A lot of the troops fighting in Ukraine aren’t “European Russian”. They’re ethnic groups, and they’ve been taking the brunt of casualties. They definitely don’t like that. Even in Siberia, they’re complaining loudly about their kids being used as cannon fodder, with good reason.
Add to this long list of grievances perhaps decades of possibly long-term economic woes and repression, and the recipe for separatists is ready to cook. Russia can’t fight its own people with nukes. If it does, things will get even worse. Moscow could find its own missiles pointed at itself.
There’s even a karmic element in this mix. Modern Russia’s history is basically an expansion of Muscovy, the home of the Czars. That’s its traditional structure. If that structure can’t take the enormous strains now on it, a crackup is the only option.
- Ukraine won’t negotiate. The world won’t negotiate.
- There’s nothing to negotiate.
- The 2014 borders, including Crimea, are the requirements for peace.
- Russia can’t win. It can barely even lose without instant feedback into Russia itself.
Russia has managed a unique geopolitical maneuver – Fighting a totally unconscionable unnecessary war with no hope of victory, simultaneously inflicting itself with a very uncertain internal and external future. The “legacy” of this war will be to reshape Russia in whatever form that takes.

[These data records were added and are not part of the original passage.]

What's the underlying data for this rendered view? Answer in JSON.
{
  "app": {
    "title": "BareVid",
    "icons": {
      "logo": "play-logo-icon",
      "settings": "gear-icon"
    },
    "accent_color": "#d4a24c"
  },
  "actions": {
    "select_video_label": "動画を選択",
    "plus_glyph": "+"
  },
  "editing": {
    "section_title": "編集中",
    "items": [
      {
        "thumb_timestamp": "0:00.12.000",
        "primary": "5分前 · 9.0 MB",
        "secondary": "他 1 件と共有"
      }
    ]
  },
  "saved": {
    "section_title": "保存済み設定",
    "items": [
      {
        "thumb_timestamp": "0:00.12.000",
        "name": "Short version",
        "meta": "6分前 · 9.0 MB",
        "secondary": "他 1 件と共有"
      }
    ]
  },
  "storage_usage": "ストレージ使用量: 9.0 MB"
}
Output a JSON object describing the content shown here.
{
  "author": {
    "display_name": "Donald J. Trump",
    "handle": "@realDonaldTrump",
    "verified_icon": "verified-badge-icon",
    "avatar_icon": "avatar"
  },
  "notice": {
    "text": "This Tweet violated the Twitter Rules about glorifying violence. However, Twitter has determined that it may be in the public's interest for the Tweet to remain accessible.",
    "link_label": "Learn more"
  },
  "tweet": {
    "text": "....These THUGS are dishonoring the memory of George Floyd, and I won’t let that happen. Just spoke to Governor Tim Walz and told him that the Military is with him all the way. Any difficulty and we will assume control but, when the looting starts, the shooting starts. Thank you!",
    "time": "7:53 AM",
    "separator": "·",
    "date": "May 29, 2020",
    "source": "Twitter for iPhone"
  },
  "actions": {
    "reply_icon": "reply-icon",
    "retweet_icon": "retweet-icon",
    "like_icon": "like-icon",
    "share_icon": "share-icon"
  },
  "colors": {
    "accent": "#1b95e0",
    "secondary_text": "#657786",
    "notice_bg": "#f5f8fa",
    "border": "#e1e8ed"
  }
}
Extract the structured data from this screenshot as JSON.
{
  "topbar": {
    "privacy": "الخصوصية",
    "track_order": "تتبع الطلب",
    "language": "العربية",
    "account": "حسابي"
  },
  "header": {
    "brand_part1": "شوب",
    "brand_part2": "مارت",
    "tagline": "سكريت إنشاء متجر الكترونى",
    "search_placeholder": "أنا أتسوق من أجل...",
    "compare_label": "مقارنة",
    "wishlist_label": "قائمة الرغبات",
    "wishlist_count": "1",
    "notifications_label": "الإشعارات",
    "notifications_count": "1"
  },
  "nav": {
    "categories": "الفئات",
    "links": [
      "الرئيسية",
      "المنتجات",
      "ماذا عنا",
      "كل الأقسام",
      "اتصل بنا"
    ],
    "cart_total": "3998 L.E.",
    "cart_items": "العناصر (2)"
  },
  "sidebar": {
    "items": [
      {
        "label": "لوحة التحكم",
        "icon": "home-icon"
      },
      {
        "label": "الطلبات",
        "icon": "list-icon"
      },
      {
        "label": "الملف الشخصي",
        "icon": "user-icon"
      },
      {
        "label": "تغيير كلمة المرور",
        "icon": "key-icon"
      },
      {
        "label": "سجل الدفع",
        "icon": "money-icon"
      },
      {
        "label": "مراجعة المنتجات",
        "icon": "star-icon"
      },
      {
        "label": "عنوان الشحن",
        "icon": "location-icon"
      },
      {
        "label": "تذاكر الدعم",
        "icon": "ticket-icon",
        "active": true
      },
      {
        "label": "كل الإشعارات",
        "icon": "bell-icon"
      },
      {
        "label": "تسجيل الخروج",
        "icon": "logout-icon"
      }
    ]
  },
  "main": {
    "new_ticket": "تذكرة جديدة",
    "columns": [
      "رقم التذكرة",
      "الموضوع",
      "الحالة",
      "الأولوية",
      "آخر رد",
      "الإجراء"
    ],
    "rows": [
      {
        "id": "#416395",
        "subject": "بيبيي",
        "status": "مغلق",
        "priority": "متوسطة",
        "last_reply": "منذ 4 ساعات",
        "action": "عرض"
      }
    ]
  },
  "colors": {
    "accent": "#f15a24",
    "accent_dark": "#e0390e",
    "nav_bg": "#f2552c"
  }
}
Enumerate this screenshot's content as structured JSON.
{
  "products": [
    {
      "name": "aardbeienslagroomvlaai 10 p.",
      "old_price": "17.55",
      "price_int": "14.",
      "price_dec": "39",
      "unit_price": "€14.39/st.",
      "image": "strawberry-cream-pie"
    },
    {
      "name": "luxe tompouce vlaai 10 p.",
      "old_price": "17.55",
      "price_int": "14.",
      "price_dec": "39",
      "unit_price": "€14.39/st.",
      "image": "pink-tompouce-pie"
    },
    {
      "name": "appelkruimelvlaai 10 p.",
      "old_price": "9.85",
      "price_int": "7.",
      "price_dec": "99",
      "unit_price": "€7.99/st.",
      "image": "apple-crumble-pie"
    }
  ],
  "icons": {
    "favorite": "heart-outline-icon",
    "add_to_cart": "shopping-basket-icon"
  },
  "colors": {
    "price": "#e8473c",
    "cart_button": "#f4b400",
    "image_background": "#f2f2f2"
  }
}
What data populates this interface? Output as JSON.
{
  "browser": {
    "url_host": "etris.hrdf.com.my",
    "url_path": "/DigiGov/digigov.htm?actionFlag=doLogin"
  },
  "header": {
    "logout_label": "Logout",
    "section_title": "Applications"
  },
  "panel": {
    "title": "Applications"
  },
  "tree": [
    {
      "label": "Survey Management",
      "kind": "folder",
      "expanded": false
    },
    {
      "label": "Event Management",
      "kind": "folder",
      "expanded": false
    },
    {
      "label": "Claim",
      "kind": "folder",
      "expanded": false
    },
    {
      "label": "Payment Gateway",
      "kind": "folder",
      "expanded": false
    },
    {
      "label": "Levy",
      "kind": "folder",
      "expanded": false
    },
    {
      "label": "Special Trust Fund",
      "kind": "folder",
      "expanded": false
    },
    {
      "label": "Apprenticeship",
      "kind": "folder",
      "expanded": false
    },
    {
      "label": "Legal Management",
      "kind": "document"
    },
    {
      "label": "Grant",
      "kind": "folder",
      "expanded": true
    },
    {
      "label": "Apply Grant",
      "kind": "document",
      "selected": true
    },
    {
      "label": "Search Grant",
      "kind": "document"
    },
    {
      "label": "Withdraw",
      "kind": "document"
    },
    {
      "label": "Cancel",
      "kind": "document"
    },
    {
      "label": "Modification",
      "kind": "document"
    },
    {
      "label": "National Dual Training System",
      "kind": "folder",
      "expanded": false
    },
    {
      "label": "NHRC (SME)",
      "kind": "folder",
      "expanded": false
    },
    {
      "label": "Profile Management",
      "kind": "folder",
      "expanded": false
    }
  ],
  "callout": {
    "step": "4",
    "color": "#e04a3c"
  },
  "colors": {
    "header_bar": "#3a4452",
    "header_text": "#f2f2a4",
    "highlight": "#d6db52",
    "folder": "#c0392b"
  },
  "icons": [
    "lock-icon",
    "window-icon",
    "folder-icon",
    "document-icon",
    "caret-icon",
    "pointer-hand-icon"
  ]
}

This is a future over which nobody, least of all any Russian government, can have any control.
For the world, this is no trivial outcome:
- Where do the nukes go? Who has what?
- Who controls Russian energy?
- What will the future maybe-not-Russian military look like?
The almost bloodless breakup of the Soviet Union was a minor miracle. Typically, a civil war would have resulted. It may be too much to hope for a breakup of the Russian Federation to go so smoothly. Get out the mops and buckets, just in case, because this could turn very ugly.
The opinions expressed in this Op-Ed are those of the author. They do not purport to reflect the opinions or views of the Digital Journal or its members.